Hispanics Pushing LA to Designate More Ethnic Neighborhoods
Hispanic communities in Los Angeles are pushing to self-segregate by designating various neighborhoods in Los Angeles as distinctive ethnic communities representing nations from Central and South America.
Trying to emulate what Armenians and Asians did in years past, Hispanics in Southern California, according to the Los Angeles Times, are teaming up "to promote a common goal: carving out islands for their communities in Los Angeles' jumbled landscape — Peru Village, Little Venezuela, Paseo Colombia, Guatemalan Mayan Village, Oaxacan Corridor."

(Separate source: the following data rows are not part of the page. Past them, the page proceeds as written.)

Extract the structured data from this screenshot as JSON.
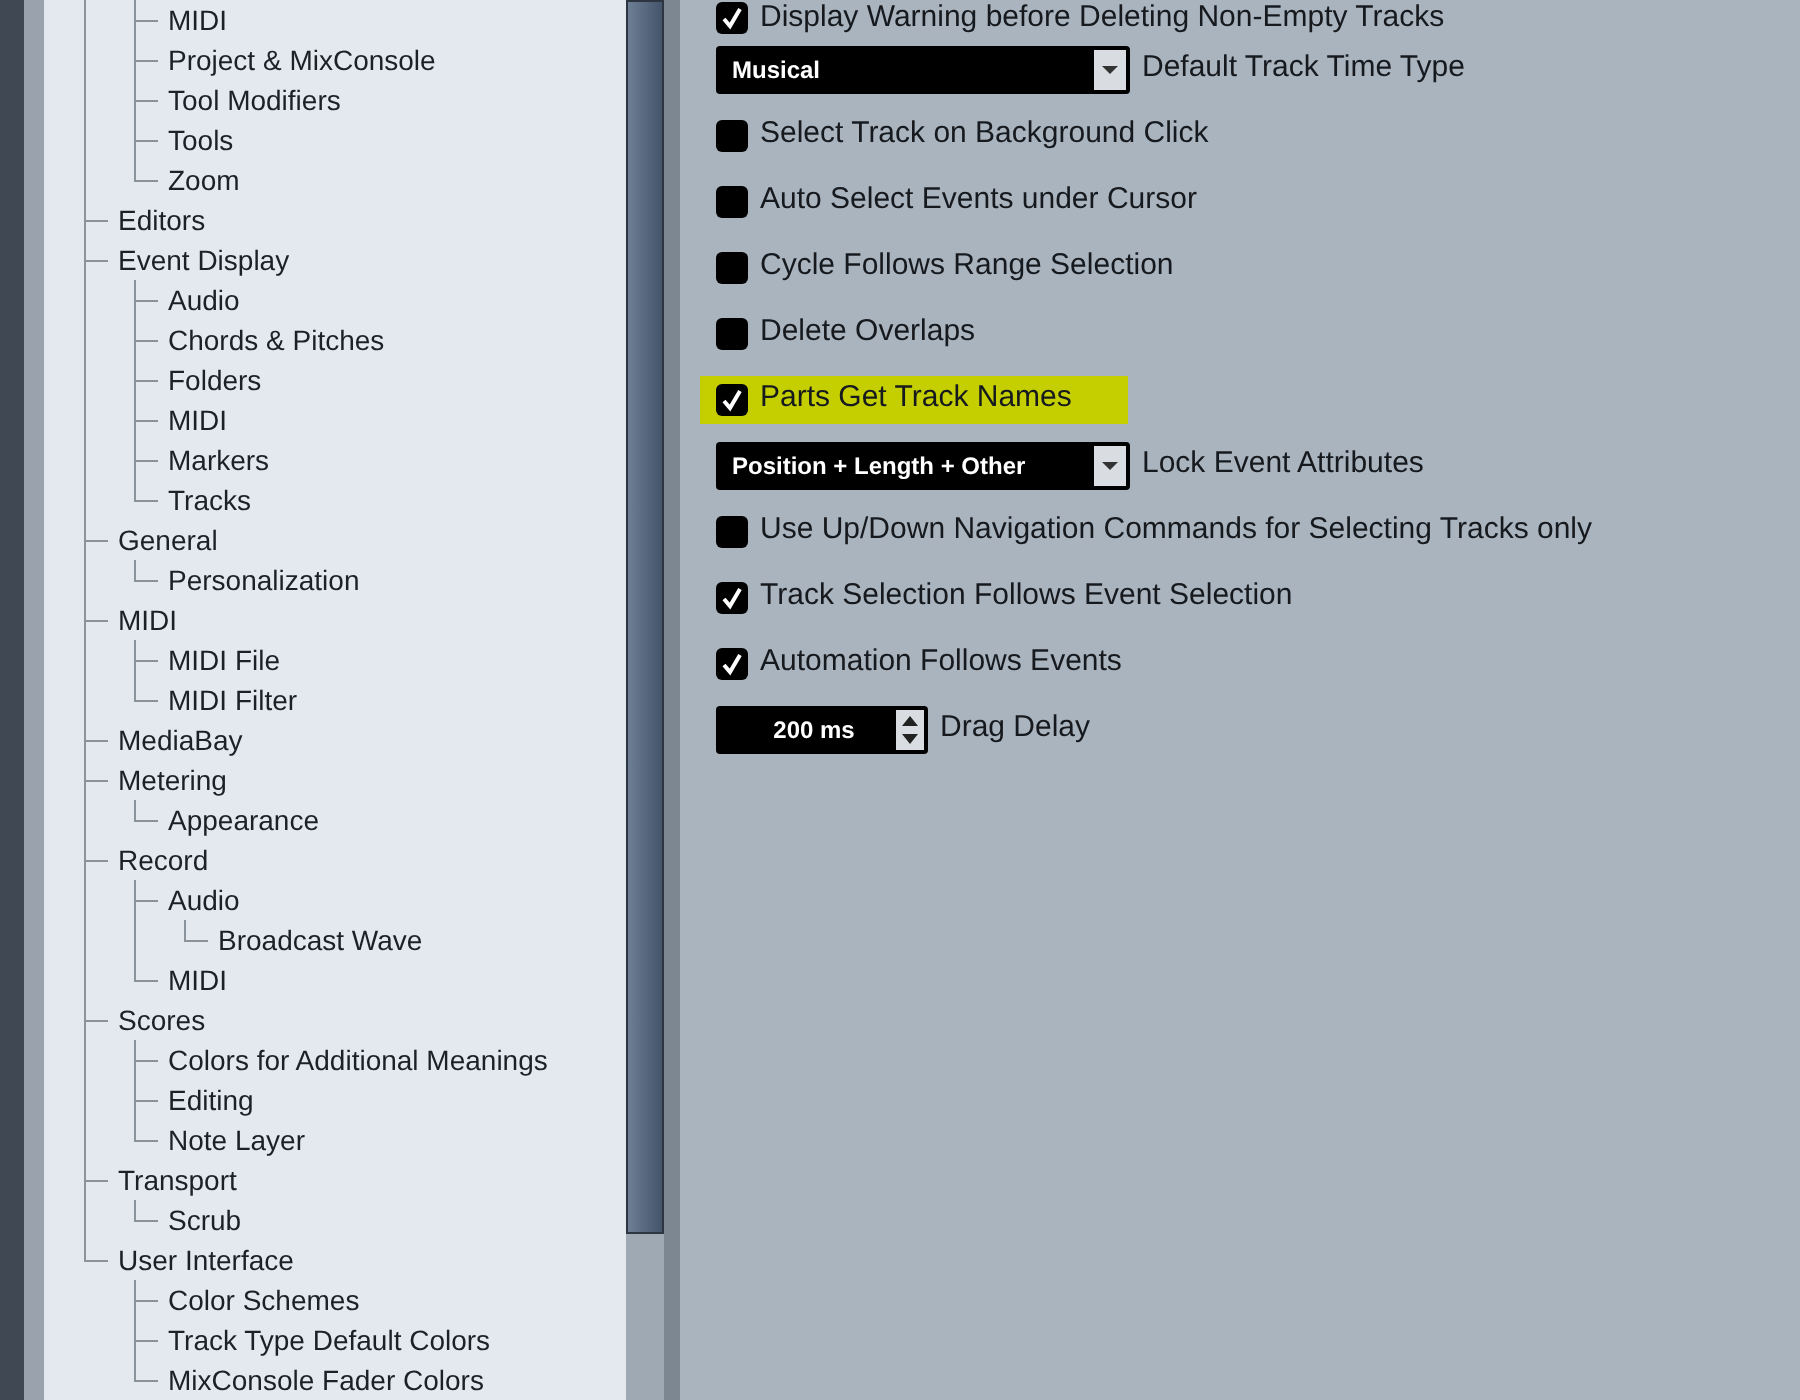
{
  "tree": [
    {
      "children": [
        {
          "label": "MIDI"
        },
        {
          "label": "Project & MixConsole"
        },
        {
          "label": "Tool Modifiers"
        },
        {
          "label": "Tools"
        },
        {
          "label": "Zoom"
        }
      ]
    },
    {
      "label": "Editors"
    },
    {
      "label": "Event Display",
      "children": [
        {
          "label": "Audio"
        },
        {
          "label": "Chords & Pitches"
        },
        {
          "label": "Folders"
        },
        {
          "label": "MIDI"
        },
        {
          "label": "Markers"
        },
        {
          "label": "Tracks"
        }
      ]
    },
    {
      "label": "General",
      "children": [
        {
          "label": "Personalization"
        }
      ]
    },
    {
      "label": "MIDI",
      "children": [
        {
          "label": "MIDI File"
        },
        {
          "label": "MIDI Filter"
        }
      ]
    },
    {
      "label": "MediaBay"
    },
    {
      "label": "Metering",
      "children": [
        {
          "label": "Appearance"
        }
      ]
    },
    {
      "label": "Record",
      "children": [
        {
          "label": "Audio",
          "children": [
            {
              "label": "Broadcast Wave"
            }
          ]
        },
        {
          "label": "MIDI"
        }
      ]
    },
    {
      "label": "Scores",
      "children": [
        {
          "label": "Colors for Additional Meanings"
        },
        {
          "label": "Editing"
        },
        {
          "label": "Note Layer"
        }
      ]
    },
    {
      "label": "Transport",
      "children": [
        {
          "label": "Scrub"
        }
      ]
    },
    {
      "label": "User Interface",
      "children": [
        {
          "label": "Color Schemes"
        },
        {
          "label": "Track Type Default Colors"
        },
        {
          "label": "MixConsole Fader Colors"
        }
      ]
    }
  ],
  "settings": [
    {
      "kind": "checkbox",
      "label": "Display Warning before Deleting Non-Empty Tracks",
      "checked": true,
      "highlighted": false
    },
    {
      "kind": "dropdown",
      "selection": "Musical",
      "label": "Default Track Time Type"
    },
    {
      "kind": "checkbox",
      "label": "Select Track on Background Click",
      "checked": false,
      "highlighted": false
    },
    {
      "kind": "checkbox",
      "label": "Auto Select Events under Cursor",
      "checked": false,
      "highlighted": false
    },
    {
      "kind": "checkbox",
      "label": "Cycle Follows Range Selection",
      "checked": false,
      "highlighted": false
    },
    {
      "kind": "checkbox",
      "label": "Delete Overlaps",
      "checked": false,
      "highlighted": false
    },
    {
      "kind": "checkbox",
      "label": "Parts Get Track Names",
      "checked": true,
      "highlighted": true
    },
    {
      "kind": "dropdown",
      "selection": "Position + Length + Other",
      "label": "Lock Event Attributes"
    },
    {
      "kind": "checkbox",
      "label": "Use Up/Down Navigation Commands for Selecting Tracks only",
      "checked": false,
      "highlighted": false
    },
    {
      "kind": "checkbox",
      "label": "Track Selection Follows Event Selection",
      "checked": true,
      "highlighted": false
    },
    {
      "kind": "checkbox",
      "label": "Automation Follows Events",
      "checked": true,
      "highlighted": false
    },
    {
      "kind": "spinbox",
      "entry": "200 ms",
      "label": "Drag Delay"
    }
  ]
}
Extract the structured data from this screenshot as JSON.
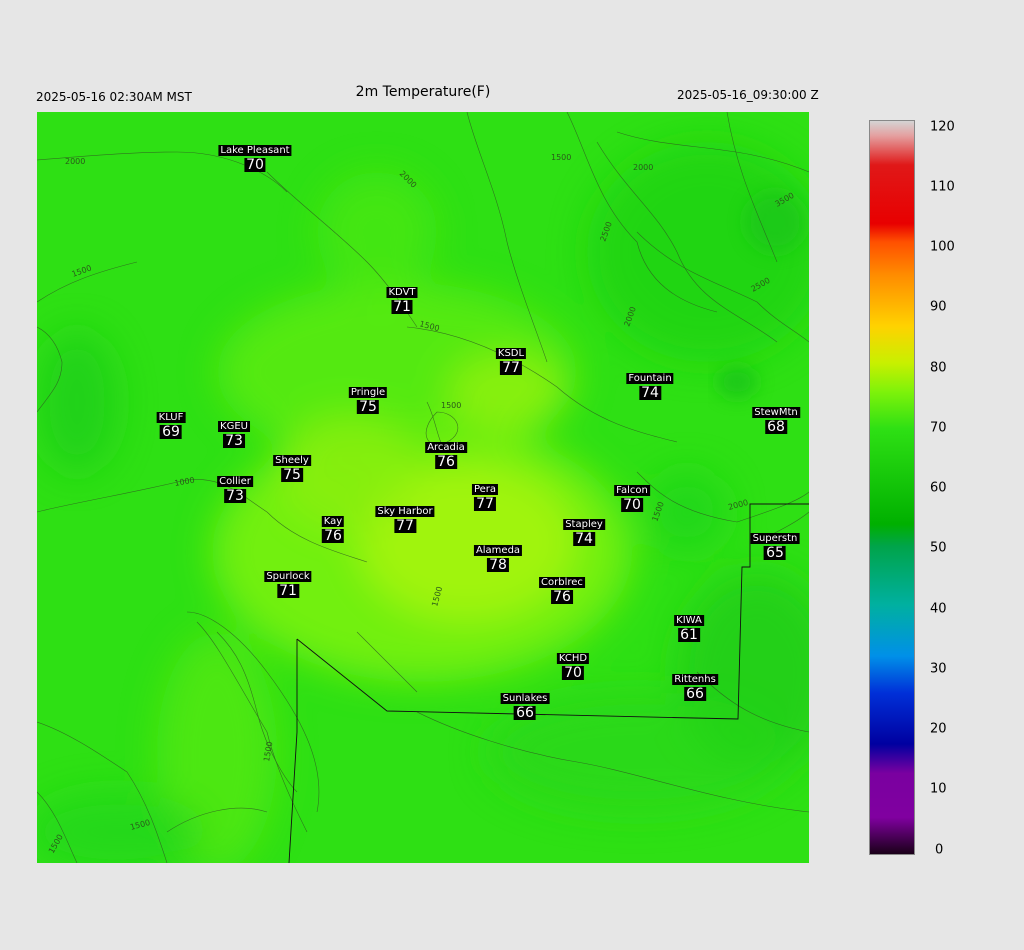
{
  "header": {
    "local_time": "2025-05-16 02:30AM MST",
    "title": "2m Temperature(F)",
    "utc_time": "2025-05-16_09:30:00 Z"
  },
  "stations": [
    {
      "name": "Lake Pleasant",
      "value": "70"
    },
    {
      "name": "KDVT",
      "value": "71"
    },
    {
      "name": "KSDL",
      "value": "77"
    },
    {
      "name": "Fountain",
      "value": "74"
    },
    {
      "name": "Pringle",
      "value": "75"
    },
    {
      "name": "KLUF",
      "value": "69"
    },
    {
      "name": "KGEU",
      "value": "73"
    },
    {
      "name": "StewMtn",
      "value": "68"
    },
    {
      "name": "Arcadia",
      "value": "76"
    },
    {
      "name": "Sheely",
      "value": "75"
    },
    {
      "name": "Collier",
      "value": "73"
    },
    {
      "name": "Pera",
      "value": "77"
    },
    {
      "name": "Falcon",
      "value": "70"
    },
    {
      "name": "Sky Harbor",
      "value": "77"
    },
    {
      "name": "Kay",
      "value": "76"
    },
    {
      "name": "Stapley",
      "value": "74"
    },
    {
      "name": "Superstn",
      "value": "65"
    },
    {
      "name": "Alameda",
      "value": "78"
    },
    {
      "name": "Spurlock",
      "value": "71"
    },
    {
      "name": "Corblrec",
      "value": "76"
    },
    {
      "name": "KIWA",
      "value": "61"
    },
    {
      "name": "KCHD",
      "value": "70"
    },
    {
      "name": "Rittenhs",
      "value": "66"
    },
    {
      "name": "Sunlakes",
      "value": "66"
    }
  ],
  "contour_labels": [
    "2000",
    "2000",
    "1500",
    "2000",
    "2500",
    "2500",
    "2000",
    "3500",
    "1500",
    "1500",
    "1500",
    "1000",
    "2000",
    "1500",
    "1500",
    "1500",
    "1500",
    "1500"
  ],
  "colorbar": {
    "ticks": [
      "120",
      "110",
      "100",
      "90",
      "80",
      "70",
      "60",
      "50",
      "40",
      "30",
      "20",
      "10",
      "0"
    ]
  }
}
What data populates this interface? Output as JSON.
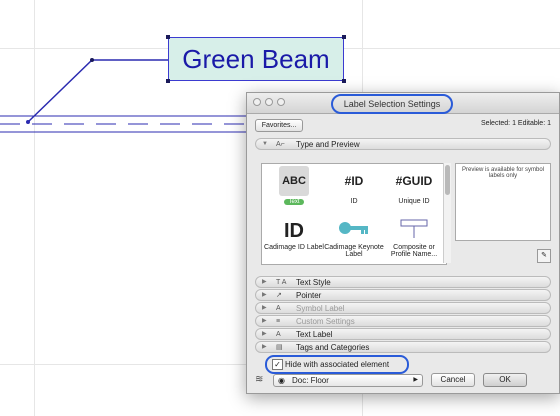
{
  "canvas": {
    "beam_label": "Green Beam"
  },
  "dialog": {
    "title": "Label Selection Settings",
    "favorites_label": "Favorites...",
    "selection_info": "Selected: 1 Editable: 1",
    "type_section": "Type and Preview",
    "label_types": [
      {
        "name": "Text",
        "glyph": "ABC",
        "badge": "Text"
      },
      {
        "name": "ID",
        "glyph": "#ID"
      },
      {
        "name": "Unique ID",
        "glyph": "#GUID"
      },
      {
        "name": "Cadimage ID Label",
        "glyph": "ID"
      },
      {
        "name": "Cadimage Keynote Label",
        "glyph": "key"
      },
      {
        "name": "Composite or Profile Name...",
        "glyph": "composite"
      }
    ],
    "preview_text": "Preview is available for symbol labels only",
    "sections": [
      {
        "label": "Text Style",
        "icon": "T A",
        "dim": false
      },
      {
        "label": "Pointer",
        "icon": "↗",
        "dim": false
      },
      {
        "label": "Symbol Label",
        "icon": "A",
        "dim": true
      },
      {
        "label": "Custom Settings",
        "icon": "≡",
        "dim": true
      },
      {
        "label": "Text Label",
        "icon": "A",
        "dim": false
      },
      {
        "label": "Tags and Categories",
        "icon": "▤",
        "dim": false
      }
    ],
    "hide_checkbox_label": "Hide with associated element",
    "hide_checked": true,
    "layer_value": "Doc: Floor",
    "cancel_label": "Cancel",
    "ok_label": "OK"
  }
}
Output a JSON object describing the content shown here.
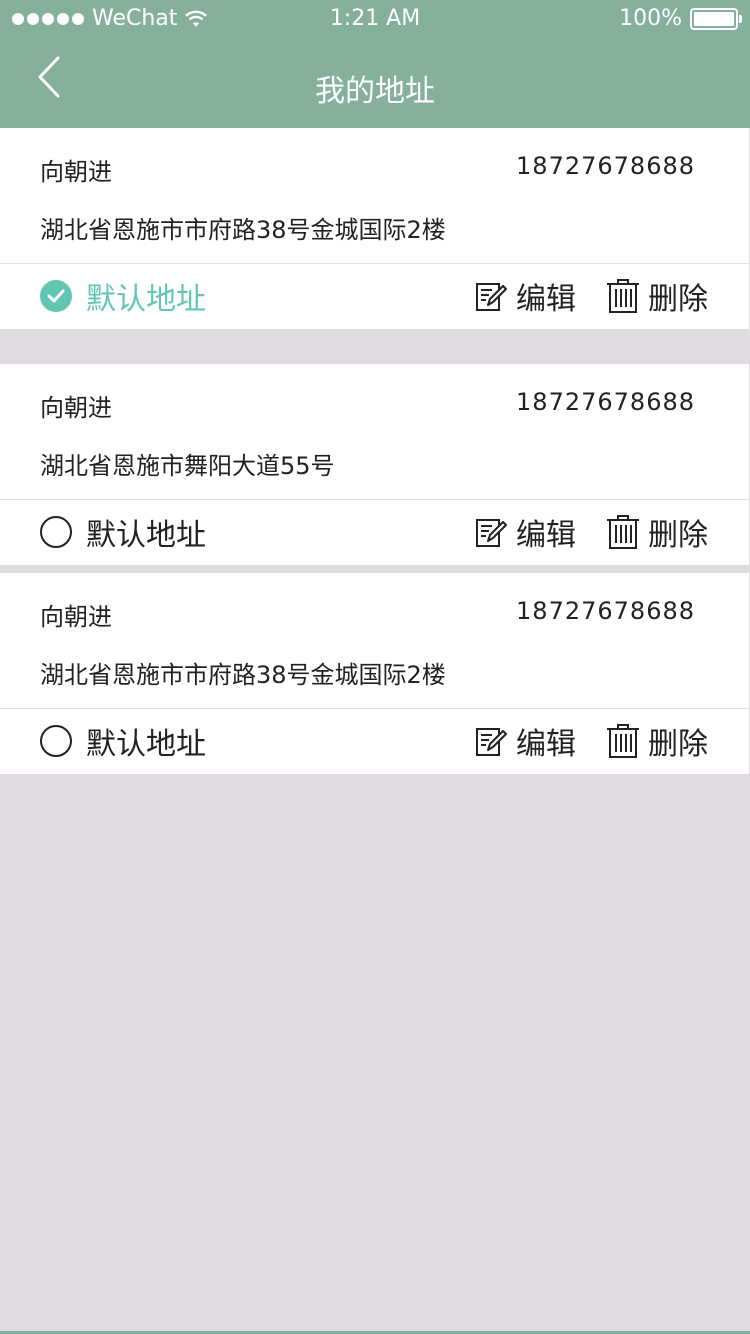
{
  "status_bar": {
    "carrier": "WeChat",
    "time": "1:21 AM",
    "battery": "100%"
  },
  "nav": {
    "title": "我的地址"
  },
  "addresses": [
    {
      "name": "向朝进",
      "phone": "18727678688",
      "address": "湖北省恩施市市府路38号金城国际2楼",
      "default_label": "默认地址",
      "is_default": true,
      "edit_label": "编辑",
      "delete_label": "删除"
    },
    {
      "name": "向朝进",
      "phone": "18727678688",
      "address": "湖北省恩施市舞阳大道55号",
      "default_label": "默认地址",
      "is_default": false,
      "edit_label": "编辑",
      "delete_label": "删除"
    },
    {
      "name": "向朝进",
      "phone": "18727678688",
      "address": "湖北省恩施市市府路38号金城国际2楼",
      "default_label": "默认地址",
      "is_default": false,
      "edit_label": "编辑",
      "delete_label": "删除"
    }
  ],
  "colors": {
    "header": "#85b19b",
    "accent": "#62c6b5",
    "background": "#dfdbe0"
  },
  "icons": [
    "back-icon",
    "check-icon",
    "radio-icon",
    "edit-icon",
    "trash-icon",
    "wifi-icon",
    "battery-icon"
  ]
}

But many of these groups have to convince potential residents to move into the area first. For instance, there are only 14 Venezuelans out of 5,000 in the Los Angeles area who live in the neighborhood that Venezuelan leaders want to designate as their own. The Times notes that "just to get the process started for designating a neighborhood," applicants "must submit 500 signatures, along with a solid pitch for why the designation is merited.
Los Angeles is already "considering a designation for Peru Village," and, if approved, "a piece of Hollywood — a high-traffic stretch of Vine Street from De Longpre Avenue south to Melrose Avenue — would officially become Peru Village."
In Westlake, Guatemalans want to launch Guatemalan Mayan Village. The Times reports that "Colombian doctors, accountants, engineers and other professionals are prepared to invest about $4 million to buy land in the zone."
"We don't want people to think we're coming here to invade or take over," Colombian community leader Augusto Rojas asserted. He added, "We're coming here to help and build a bigger identity."
As Breitbart News has reported, the population of Los Angeles moved past the ten million mark largely because of immigrants, as Los Angeles is one of the top three destinations for immigrants — illegal and legal. And according to the U.S. Census Bureau, the United States has experienced what is being called the "second great wave" of immigration during the last four decades:
Since 1970, the foreign-born population has continuously increased in size and as a percentage of the total U.S. population. The foreign-born population quadrupled after 1970, reaching 40.0 million by 2010, and about 13 percent of the total population – or one in eight – were foreign-born.
Opponents of these ethnic communities believe those neighborhoods will not only end up becoming "sanctuary zones," but they will also contribute to disuniting California because of their focus on separatism instead of assimilation.